“Seventy five years on and we are fortunate to be enjoying the freedom and quality of the life that is the lasting legacy of the brave young airmen,” Cr Philips said.
“Make no mistake life in Australia would be very different had the Luftwaffe not been defeated. “Victory was not without a high price 537 RAF fighter command pilots died in the battle, at least 10 were Australian.
“These airmen will remain forever young and we continue to honour their feats and their memory. “I would like to commend the Ballarat Branch of RAAFA for ensuring the sacrifice and bravery shown in the skies over Britain 75 years ago, continues to be remembered.”
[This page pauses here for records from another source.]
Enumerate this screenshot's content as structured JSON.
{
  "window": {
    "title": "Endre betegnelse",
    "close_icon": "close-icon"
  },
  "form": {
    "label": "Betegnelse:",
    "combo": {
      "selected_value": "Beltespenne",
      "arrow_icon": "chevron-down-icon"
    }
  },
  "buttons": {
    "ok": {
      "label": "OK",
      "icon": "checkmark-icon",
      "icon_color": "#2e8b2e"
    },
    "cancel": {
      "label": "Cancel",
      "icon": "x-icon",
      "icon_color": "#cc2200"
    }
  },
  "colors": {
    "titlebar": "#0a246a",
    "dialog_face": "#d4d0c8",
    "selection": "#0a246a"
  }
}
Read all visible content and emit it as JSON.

President of the RAAFA Ballarat Branch Tom Roberts OAM said at the wreath laying that it wasn’t just about the ‘fighter boys’ the ‘glamour ones’, there was a whole lot of backup – observation corp., radar stations, navy, army, aircraft production and repair and so on. “The actual combat went from July 10 to October 31,” Mr Roberts said. “There were four phases – first attacking the channel convoys, secondly attacking the radar bases and thirdly attacking all the RAF fighter stations to try and destroy planes on the ground and finally the blitz on London, which developed and continued on after the Battle of Britain was considered finished.”
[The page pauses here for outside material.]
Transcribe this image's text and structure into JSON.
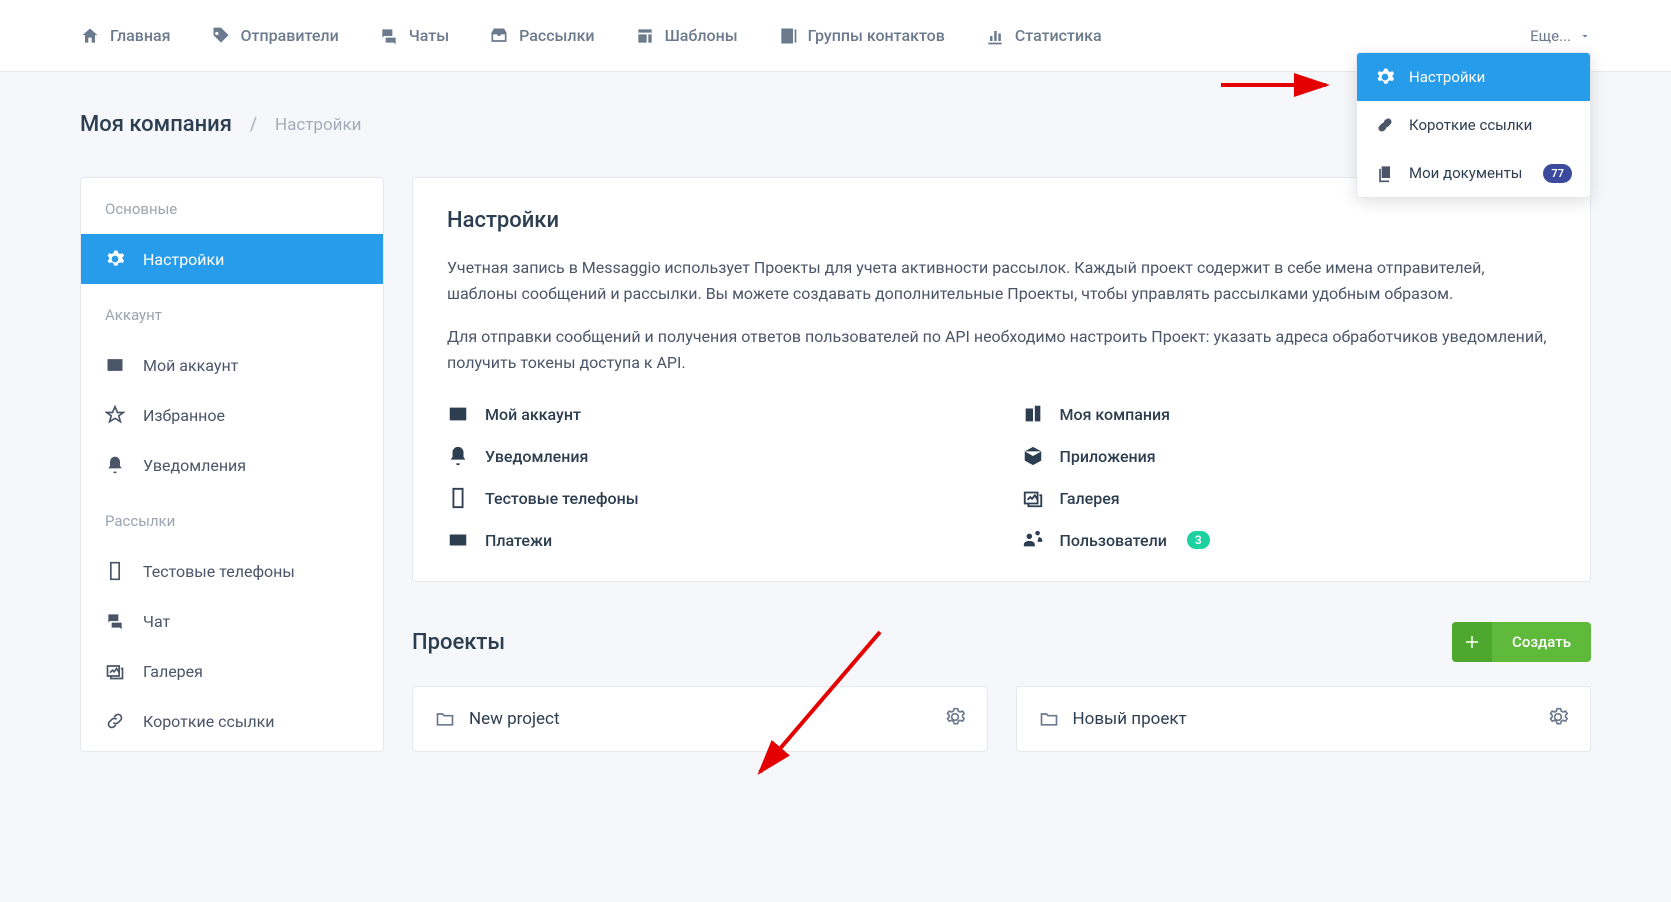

On September 15 the Luftwaffe launched its largest and most concentrated attack against London in the hope of drawing out the RAF into a battle of annihilation. Around 1,500 aircraft took part in the air battles which lasted until dusk. The action was the climax of the Battle of Britain. “There no Australians remaining from the Battle of Britain,” Mr Roberts said. “There were only about 36, I think, Australians available in the combat, there were twice as many New Zealanders and that was basically because the output of pilots before the war was too many for the RAAF, having graduated from Point Cook a number of them went over on short service commission.”